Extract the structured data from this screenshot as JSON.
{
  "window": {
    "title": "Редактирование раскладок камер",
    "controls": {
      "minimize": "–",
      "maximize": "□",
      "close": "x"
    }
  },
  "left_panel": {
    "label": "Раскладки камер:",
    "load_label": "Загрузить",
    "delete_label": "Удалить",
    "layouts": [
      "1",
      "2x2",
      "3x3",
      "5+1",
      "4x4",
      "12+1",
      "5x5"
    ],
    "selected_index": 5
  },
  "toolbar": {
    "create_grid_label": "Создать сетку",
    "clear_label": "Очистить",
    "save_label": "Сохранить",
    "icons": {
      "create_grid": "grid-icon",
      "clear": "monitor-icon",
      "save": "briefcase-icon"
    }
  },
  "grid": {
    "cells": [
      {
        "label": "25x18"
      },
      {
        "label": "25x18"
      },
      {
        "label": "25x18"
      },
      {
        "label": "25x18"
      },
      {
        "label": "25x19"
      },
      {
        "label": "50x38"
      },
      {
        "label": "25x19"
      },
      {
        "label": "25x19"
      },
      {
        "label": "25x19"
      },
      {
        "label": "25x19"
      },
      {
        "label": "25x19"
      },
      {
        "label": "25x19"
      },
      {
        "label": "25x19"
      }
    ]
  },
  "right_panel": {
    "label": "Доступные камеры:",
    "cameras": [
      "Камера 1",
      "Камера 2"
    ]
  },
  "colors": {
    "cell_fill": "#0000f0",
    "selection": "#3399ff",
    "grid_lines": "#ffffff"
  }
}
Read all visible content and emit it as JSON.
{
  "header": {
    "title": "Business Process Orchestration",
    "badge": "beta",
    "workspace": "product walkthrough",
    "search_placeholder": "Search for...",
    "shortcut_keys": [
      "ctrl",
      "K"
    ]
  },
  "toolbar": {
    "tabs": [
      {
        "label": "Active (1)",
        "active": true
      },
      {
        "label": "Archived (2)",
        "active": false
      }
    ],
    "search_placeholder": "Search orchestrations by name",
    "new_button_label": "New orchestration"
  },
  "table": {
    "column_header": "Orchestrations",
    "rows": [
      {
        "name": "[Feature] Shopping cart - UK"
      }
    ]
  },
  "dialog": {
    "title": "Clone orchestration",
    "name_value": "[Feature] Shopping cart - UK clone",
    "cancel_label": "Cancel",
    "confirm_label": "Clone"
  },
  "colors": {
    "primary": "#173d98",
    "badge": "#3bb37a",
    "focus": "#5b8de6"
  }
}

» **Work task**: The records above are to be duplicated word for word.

» **Result for this task**:
Extract the structured data from this screenshot as JSON.
{
  "window": {
    "title": "Редактирование раскладок камер",
    "controls": {
      "minimize": "–",
      "maximize": "□",
      "close": "x"
    }
  },
  "left_panel": {
    "label": "Раскладки камер:",
    "load_label": "Загрузить",
    "delete_label": "Удалить",
    "layouts": [
      "1",
      "2x2",
      "3x3",
      "5+1",
      "4x4",
      "12+1",
      "5x5"
    ],
    "selected_index": 5
  },
  "toolbar": {
    "create_grid_label": "Создать сетку",
    "clear_label": "Очистить",
    "save_label": "Сохранить",
    "icons": {
      "create_grid": "grid-icon",
      "clear": "monitor-icon",
      "save": "briefcase-icon"
    }
  },
  "grid": {
    "cells": [
      {
        "label": "25x18"
      },
      {
        "label": "25x18"
      },
      {
        "label": "25x18"
      },
      {
        "label": "25x18"
      },
      {
        "label": "25x19"
      },
      {
        "label": "50x38"
      },
      {
        "label": "25x19"
      },
      {
        "label": "25x19"
      },
      {
        "label": "25x19"
      },
      {
        "label": "25x19"
      },
      {
        "label": "25x19"
      },
      {
        "label": "25x19"
      },
      {
        "label": "25x19"
      }
    ]
  },
  "right_panel": {
    "label": "Доступные камеры:",
    "cameras": [
      "Камера 1",
      "Камера 2"
    ]
  },
  "colors": {
    "cell_fill": "#0000f0",
    "selection": "#3399ff",
    "grid_lines": "#ffffff"
  }
}
Read all visible content and emit it as JSON.
{
  "header": {
    "title": "Business Process Orchestration",
    "badge": "beta",
    "workspace": "product walkthrough",
    "search_placeholder": "Search for...",
    "shortcut_keys": [
      "ctrl",
      "K"
    ]
  },
  "toolbar": {
    "tabs": [
      {
        "label": "Active (1)",
        "active": true
      },
      {
        "label": "Archived (2)",
        "active": false
      }
    ],
    "search_placeholder": "Search orchestrations by name",
    "new_button_label": "New orchestration"
  },
  "table": {
    "column_header": "Orchestrations",
    "rows": [
      {
        "name": "[Feature] Shopping cart - UK"
      }
    ]
  },
  "dialog": {
    "title": "Clone orchestration",
    "name_value": "[Feature] Shopping cart - UK clone",
    "cancel_label": "Cancel",
    "confirm_label": "Clone"
  },
  "colors": {
    "primary": "#173d98",
    "badge": "#3bb37a",
    "focus": "#5b8de6"
  }
}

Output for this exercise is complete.